He says: "Demjanjuk sat in prison in Israel for more than seven years, he sat in prison in the US, and in Germany, his case lasted more than 30 years and he basically had no life. He was punished, not perfectly, but he was punished.
"I went after Sándor Képíró - gendarmerie in Serbia in charge of thousands of people - and we basically ruined his life; we made it so that he was exposed.
"And sometimes the exposure and the revelations about what these people did are more painful to them than sitting in jail - in most cases their families don't have a clue what they did."
Inevitably some have slipped through the net. One of those was Aribert Heim. Known as Dr Death and the Butcher of Mauthausen, Heim was responsible for torturing and murdering countless prisoners during the war, injecting toxic substances directly into their hearts.
In 2008, Zuroff travelled to South America to look for him, pleading with the public, appearing on TV shows and offering a cash reward for information.
It eventually transpired that Heim had died in Egypt more than a decade earlier.
"Devastated is the word. Absolutely devastated," Zuroff shouts down the phone.
As the years trickle by, the fact is that age will inevitably get the better of justice, and those who brought so much pain to so many will die having not paid for their crimes.
As numbers dwindle, Zuroff's work becomes more focused on fighting 'Holocaust Distortion' and educating younger generations about the importance of remembering what happened all those years ago.
But despite a change of priorities, he says he owes it to the families of those who were butchered in death camps to find the people responsible - and says age should offer no protection.
"What keeps me going is the sense of obligation to the victims; to try and maximise justice," he says.
"I will give you one story that, for me, tells you everything. I helped bring one of the commanders of one of the worst concentration camps in Croatia to justice, a man named Dinko Šakić.
"We exposed him living in Argentina, had him extradited, and he was given the maximum sentence for murder - though not for genocide, that was a political decision.
"One of the most dramatic testimonies during the trial recalled a day some of the inmates violated disciplinary laws - so Šakić immediately ordered a roll call and had all inmates appear at the central square.
"He began walking up and down the rows and, at random, picking people out to be hanged in reprisal for the breach of discipline.
"One of the people he picked out was a doctor from Montenegro, Milo Bošković. When he was taken out of the line he said: 'I'm from Montenegro and my tradition doesn't allow me to be hanged.' Šakić took out his pistol and shot him in the head.

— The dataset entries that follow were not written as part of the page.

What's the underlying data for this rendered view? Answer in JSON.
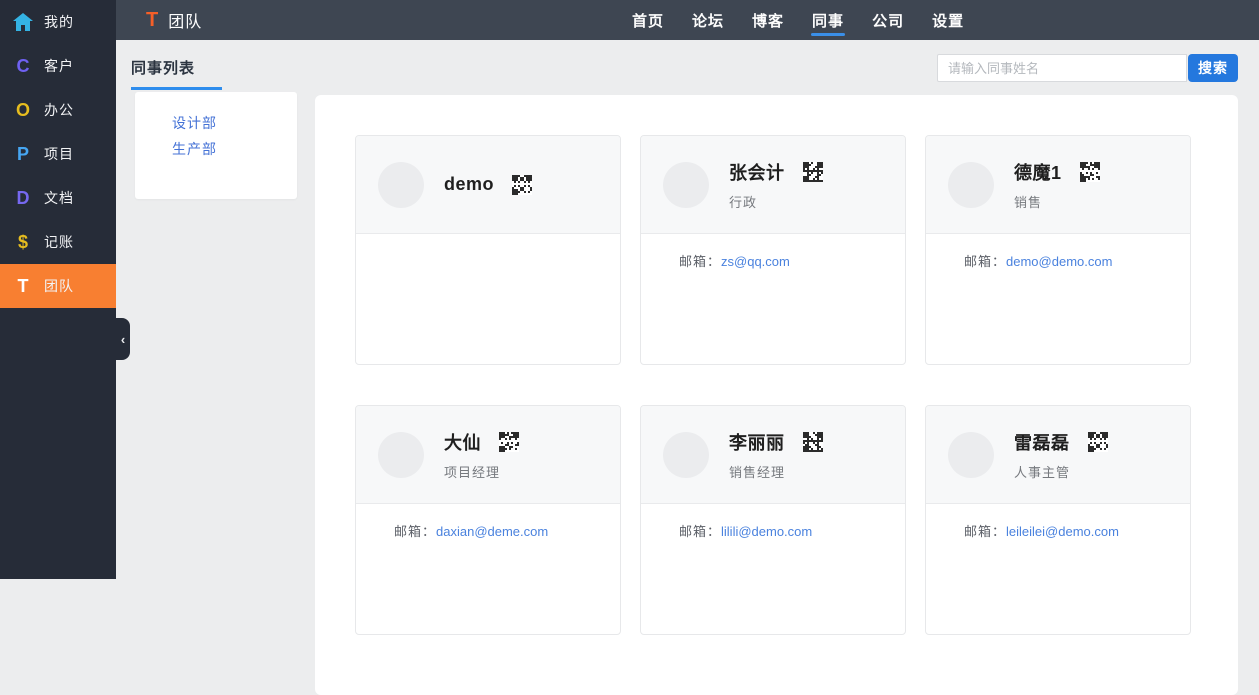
{
  "colors": {
    "accent_blue": "#2e8ded",
    "nav_underline_blue": "#3a8fe8",
    "search_button_blue": "#2478de",
    "email_link_blue": "#4a82de",
    "dept_link_blue": "#4472d6",
    "active_orange": "#f87f31",
    "logo_orange": "#f45f28"
  },
  "sidebar": {
    "items": [
      {
        "key": "home",
        "label": "我的",
        "icon": "home-icon",
        "glyph": "⌂",
        "color": "#34b3e4",
        "active": false
      },
      {
        "key": "customers",
        "label": "客户",
        "icon": "customers-icon",
        "glyph": "C",
        "color": "#6f61f2",
        "active": false
      },
      {
        "key": "office",
        "label": "办公",
        "icon": "office-icon",
        "glyph": "O",
        "color": "#e6bd1f",
        "active": false
      },
      {
        "key": "projects",
        "label": "项目",
        "icon": "projects-icon",
        "glyph": "P",
        "color": "#46a6f2",
        "active": false
      },
      {
        "key": "documents",
        "label": "文档",
        "icon": "documents-icon",
        "glyph": "D",
        "color": "#7668f0",
        "active": false
      },
      {
        "key": "accounting",
        "label": "记账",
        "icon": "accounting-icon",
        "glyph": "$",
        "color": "#e6bd1f",
        "active": false
      },
      {
        "key": "team",
        "label": "团队",
        "icon": "team-icon",
        "glyph": "T",
        "color": "#ffffff",
        "active": true
      }
    ],
    "collapse_glyph": "‹"
  },
  "topbar": {
    "logo_glyph": "T",
    "title": "团队",
    "nav": [
      {
        "key": "home",
        "label": "首页",
        "active": false
      },
      {
        "key": "forum",
        "label": "论坛",
        "active": false
      },
      {
        "key": "blog",
        "label": "博客",
        "active": false
      },
      {
        "key": "colleagues",
        "label": "同事",
        "active": true
      },
      {
        "key": "company",
        "label": "公司",
        "active": false
      },
      {
        "key": "settings",
        "label": "设置",
        "active": false
      }
    ]
  },
  "subheader": {
    "tab_label": "同事列表",
    "search_placeholder": "请输入同事姓名",
    "search_button_label": "搜索"
  },
  "departments": [
    {
      "key": "design",
      "label": "设计部"
    },
    {
      "key": "production",
      "label": "生产部"
    }
  ],
  "members": [
    {
      "name": "demo",
      "role": "",
      "email_label": "",
      "email": ""
    },
    {
      "name": "张会计",
      "role": "行政",
      "email_label": "邮箱：",
      "email": "zs@qq.com"
    },
    {
      "name": "德魔1",
      "role": "销售",
      "email_label": "邮箱：",
      "email": "demo@demo.com"
    },
    {
      "name": "大仙",
      "role": "项目经理",
      "email_label": "邮箱：",
      "email": "daxian@deme.com"
    },
    {
      "name": "李丽丽",
      "role": "销售经理",
      "email_label": "邮箱：",
      "email": "lilili@demo.com"
    },
    {
      "name": "雷磊磊",
      "role": "人事主管",
      "email_label": "邮箱：",
      "email": "leileilei@demo.com"
    }
  ]
}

"At the trial, on the day of the verdict, a very tall, well-dressed man stops me and says: 'Listen, I have just one word to say to you; hvala', which means thank you.
"I had no idea who this guy was, so I asked someone. It was Milo Bošković's brother.
"Whoever believed in a million years that the day would come when Croatia would be independent and could bring murderers like Šakić to trial and convict him."
He concludes: "That story I take with me everywhere. That's my consolation."
Dr Zuroff's new book, 'Our People: Discovering Lithuania's Hidden Holocaust' is on sale now.